Disney College reaches out to UNI



Natalie Dunham, senior leisure, youth, and human services major and Haley Bell, freshman, discuss the Disney College program.

JACOB MADDEN, News Editor | [email protected]

Disney World is a summer getaway for most, but it can also be a great work experience, according to Erin Norton, senior communication studies major. Norton, along with Barbara Stratman and Natalie Dunham, came to the Rialto dining center last Wednesday to talk with fellow students about the Disney College program.

According to Norton, the Disney College program is a paid internship program that teaches skills, builds relationships and can offer credit.

“I had two friends who did the program before me,” Norton explained. “It’s a great experience for the real world.”

Getting into the Disney College program is competitive, according to Norton, but achievable with some hard work. Norton explained that Disney accepts around 2,500 students into the program, both in the U.S. and internationally. The first step to being accepted is an online application, followed by a web interview and phone interview. Then, the wait.

“It’s the worst thing in the world seeing that ‘in progress’ bar,” Norton said to the students.

Stratman, graduate assistant in the Office of Academic Advising, explained that there are many positions available once accepted into the program, including attractions, convention guide, monorail, photopass photographer, character attendant and many more.

Norton said that, while the work and pay are great, the true joy of the Disney College program is the people.

“You build a family,” Norton said. “One of my roommates was from Puerto Rico and one of my best friends is from Arkansas.”

Students live together in apartment complexes ranging from single rooms with up to eight people in an apartment, according to Norton. She also explained that Disney is very adamant about the academic success of their students, giving them two days off a week, one of those specifically to do classwork.

Students can apply for programs that are between three and five months, and can even receive full credit for courses. In most cases, LAC course credit can be given, Norton explained.

“You don’t have to be a Disney fanatic to do it,” said Samantha Steffensmeier, sophomore leisure, youth and human services major. “You just have to be good at what you do. The more open to opportunities you are, the more likely you are to get in.”

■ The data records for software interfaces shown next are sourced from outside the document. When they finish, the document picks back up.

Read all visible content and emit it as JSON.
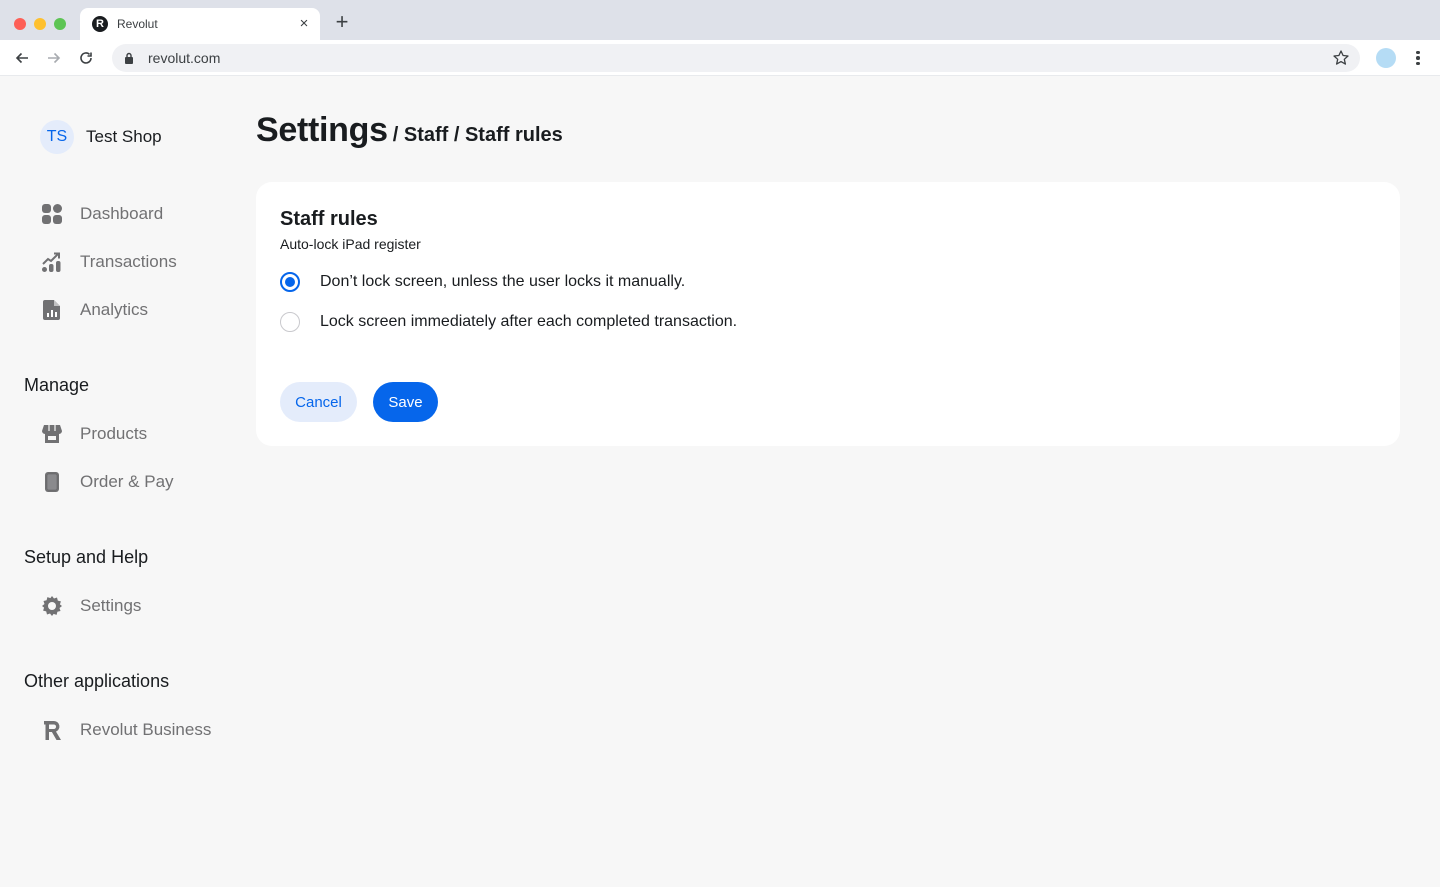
{
  "browser": {
    "tab_title": "Revolut",
    "favicon_letter": "R",
    "url": "revolut.com",
    "new_tab_symbol": "+",
    "close_tab_symbol": "×"
  },
  "sidebar": {
    "account": {
      "initials": "TS",
      "name": "Test Shop"
    },
    "main_items": [
      {
        "label": "Dashboard",
        "icon": "dashboard-icon"
      },
      {
        "label": "Transactions",
        "icon": "transactions-icon"
      },
      {
        "label": "Analytics",
        "icon": "analytics-icon"
      }
    ],
    "sections": [
      {
        "title": "Manage",
        "items": [
          {
            "label": "Products",
            "icon": "store-icon"
          },
          {
            "label": "Order & Pay",
            "icon": "tablet-icon"
          }
        ]
      },
      {
        "title": "Setup and Help",
        "items": [
          {
            "label": "Settings",
            "icon": "gear-icon"
          }
        ]
      },
      {
        "title": "Other applications",
        "items": [
          {
            "label": "Revolut Business",
            "icon": "revolut-logo-icon"
          }
        ]
      }
    ]
  },
  "header": {
    "title": "Settings",
    "breadcrumb_rest": "/ Staff / Staff rules"
  },
  "card": {
    "title": "Staff rules",
    "subtitle": "Auto-lock iPad register",
    "options": [
      {
        "label": "Don’t lock screen, unless the user locks it manually.",
        "selected": true
      },
      {
        "label": "Lock screen immediately after each completed transaction.",
        "selected": false
      }
    ],
    "cancel_label": "Cancel",
    "save_label": "Save"
  },
  "colors": {
    "accent": "#0666eb",
    "accent_light": "#e4ecfb",
    "background": "#f7f7f7",
    "text": "#191c1f",
    "muted": "#717173"
  }
}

Freshman Devin Yarkosky said that “it would be a really cool experience, especially because I’m a huge Disney fan. What I like is that everyone talking about it seems to have enjoyed [it].”

While there a few hoops to get through, Norton and Stratman said it is worth the effort. Students have to pay their way to the Disney location they will be working at, and Norton said that there were some troubles getting full credit for her work at first.

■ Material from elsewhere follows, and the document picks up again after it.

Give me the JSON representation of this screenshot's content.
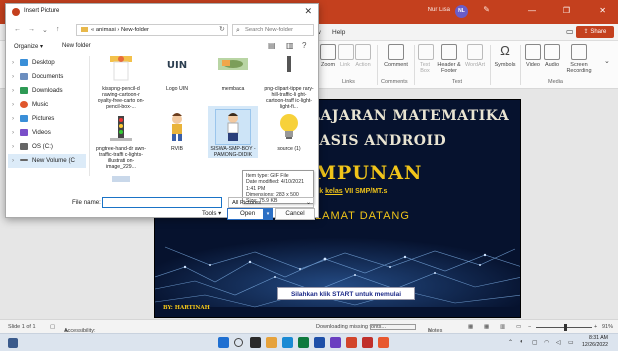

Norton went on to say  that, once the program was done, she was glad she had the experience with the Disney College program.

The Disney College program is currently accepting applicants.

“It just seems like a very organized program,” Yarkosky said.

For those looking for more information, Stratman recommended Disney’s website.